"Women on the whole are more health-conscious than men. They are almost twice as likely as men to be on a diet and are more likely than men to eat the recommended five portions of fruit and vegetables a day," said Claire Hatcher, consumer analyst at Mintel.
But there are signs that industry and government moves to push the '5 a day' message might be paying off with the research showing fruit is Britain's number one snack choice. Almost three in five (57 per cent) adults claim to snack on fruit, a rise in popularity from just half (50 per cent) in 2002.
As many as three in five - 62 per cent - women opt to snack on fruit compared to just over half - 51 per cent - of men. Vegetables also prove to be more popular among women - 13 per cent - than men, 8 per cent.

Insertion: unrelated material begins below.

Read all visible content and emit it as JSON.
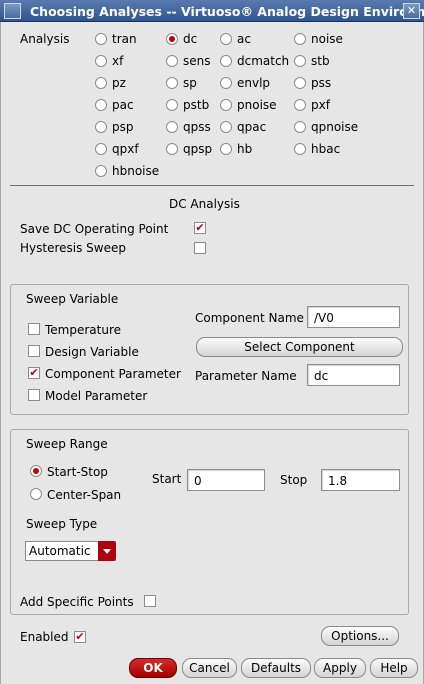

Again, Mintel shows there are signs that Britain is increasingly moving towards healthier options with the report finding that unhealthy snacks such as crisps and sweet biscuits have dropped in popularity over the past two years.
In 2002 while two in five (40 per cent) adults snacked on crisps, today this figure has slipped to a third (33 per cent). Biscuits show an even greater fall, in 2002 almost 45 per cent of adults snacked on biscuits, today just three in ten (30 per cent) do so.

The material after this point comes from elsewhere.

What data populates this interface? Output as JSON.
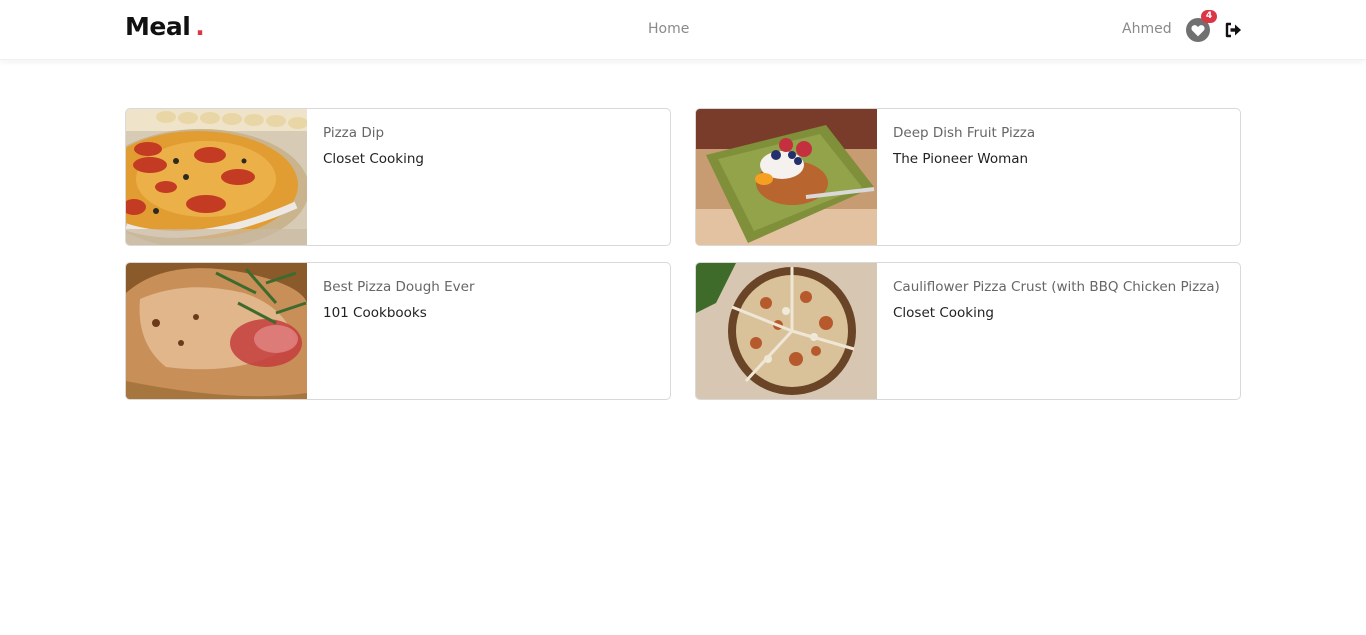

"Generally there seems to have been an increase in awareness of healthy eating and wellbeing. There has been a tide of media coverage about the dangers of unhealthy eating and the rising levels of obesity in Britain today, which now seem to be having an impact," commented Hatcher.

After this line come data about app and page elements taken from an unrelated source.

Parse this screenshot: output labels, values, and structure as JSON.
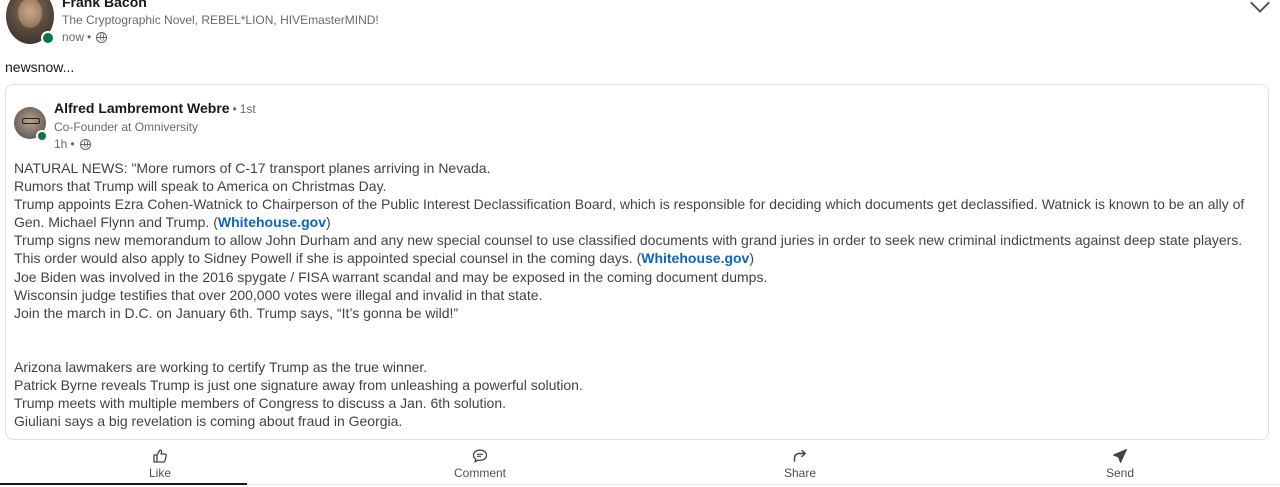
{
  "post": {
    "author_name": "Frank Bacon",
    "author_headline": "The Cryptographic Novel, REBEL*LION, HIVEmasterMIND!",
    "time": "now",
    "meta_separator": "•",
    "commentary": "newsnow..."
  },
  "shared": {
    "author_name": "Alfred Lambremont Webre",
    "degree_separator": "•",
    "degree": "1st",
    "headline": "Co-Founder at Omniversity",
    "time": "1h",
    "meta_separator": "•",
    "lines": {
      "l1": "NATURAL NEWS: \"More rumors of C-17 transport planes arriving in Nevada.",
      "l2": "Rumors that Trump will speak to America on Christmas Day.",
      "l3": "Trump appoints Ezra Cohen-Watnick to Chairperson of the Public Interest Declassification Board, which is responsible for deciding which documents get declassified. Watnick is known to be an ally of",
      "l4_pre": "Gen. Michael Flynn and Trump. (",
      "l4_link": "Whitehouse.gov",
      "l4_post": ")",
      "l5": "Trump signs new memorandum to allow John Durham and any new special counsel to use classified documents with grand juries in order to seek new criminal indictments against deep state players.",
      "l6_pre": "This order would also apply to Sidney Powell if she is appointed special counsel in the coming days. (",
      "l6_link": "Whitehouse.gov",
      "l6_post": ")",
      "l7": "Joe Biden was involved in the 2016 spygate / FISA warrant scandal and may be exposed in the coming document dumps.",
      "l8": "Wisconsin judge testifies that over 200,000 votes were illegal and invalid in that state.",
      "l9": "Join the march in D.C. on January 6th. Trump says, “It’s gonna be wild!”",
      "l10": "Arizona lawmakers are working to certify Trump as the true winner.",
      "l11": "Patrick Byrne reveals Trump is just one signature away from unleashing a powerful solution.",
      "l12": "Trump meets with multiple members of Congress to discuss a Jan. 6th solution.",
      "l13": "Giuliani says a big revelation is coming about fraud in Georgia."
    }
  },
  "actions": {
    "like": "Like",
    "comment": "Comment",
    "share": "Share",
    "send": "Send"
  },
  "icons": {
    "like": "thumbs-up-icon",
    "comment": "speech-bubble-icon",
    "share": "share-arrow-icon",
    "send": "paper-plane-icon",
    "visibility": "globe-icon",
    "menu": "chevron-down-icon"
  },
  "colors": {
    "link": "#0a66c2",
    "online": "#057642"
  }
}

In the number two snack slot sits chocolate with the Mintel report suggesting that food marketers might want to focus their attention on pushing chocolate products to the male half of society with the findings suggesting men are today's true chocoholics.
On a small poll of 1000 adults in the UK, Mintel found that while half of women still snack on chocolate an even more significant three in five - 58 per cent - of men do the same.
"For years we have always assumed that women are the real chocoholics but this is simply not the case," said Claire Hatcher, consumer analyst at Mintel.
Hatcher suggests that the industry may have assumed this because women will often make a bigger deal out of eating chocolate, "seeing it as a treat while on a diet or while watching their weight. Men on the other hand tend to just tuck in whenever".
Chocolate is one of the few less healthy snacks to have increased in popularity between 2002 and 2004, but this is likely to be because men now snack on chocolate bars more often than ever before, claims Mintel.
In terms of money, Britain spends some £9.2 billion on snacks. "While this may sound a significant amount we have seen that the market has only grown by 5 per cent over the past 5 years, from £8.7 billion in 1999," states the report.
According to Mintel, Londoners are Britain's healthiest snackers with almost eight in 10 (79 per cent) snacking on fresh and dried fruit, nuts and vegetables, the highest of any area in Britain. But consumers in Wales, the South West (67 per cent) and Scotland (69 per cent) fall down the list, coming in as the 'least likely to be 'healthy snackers'.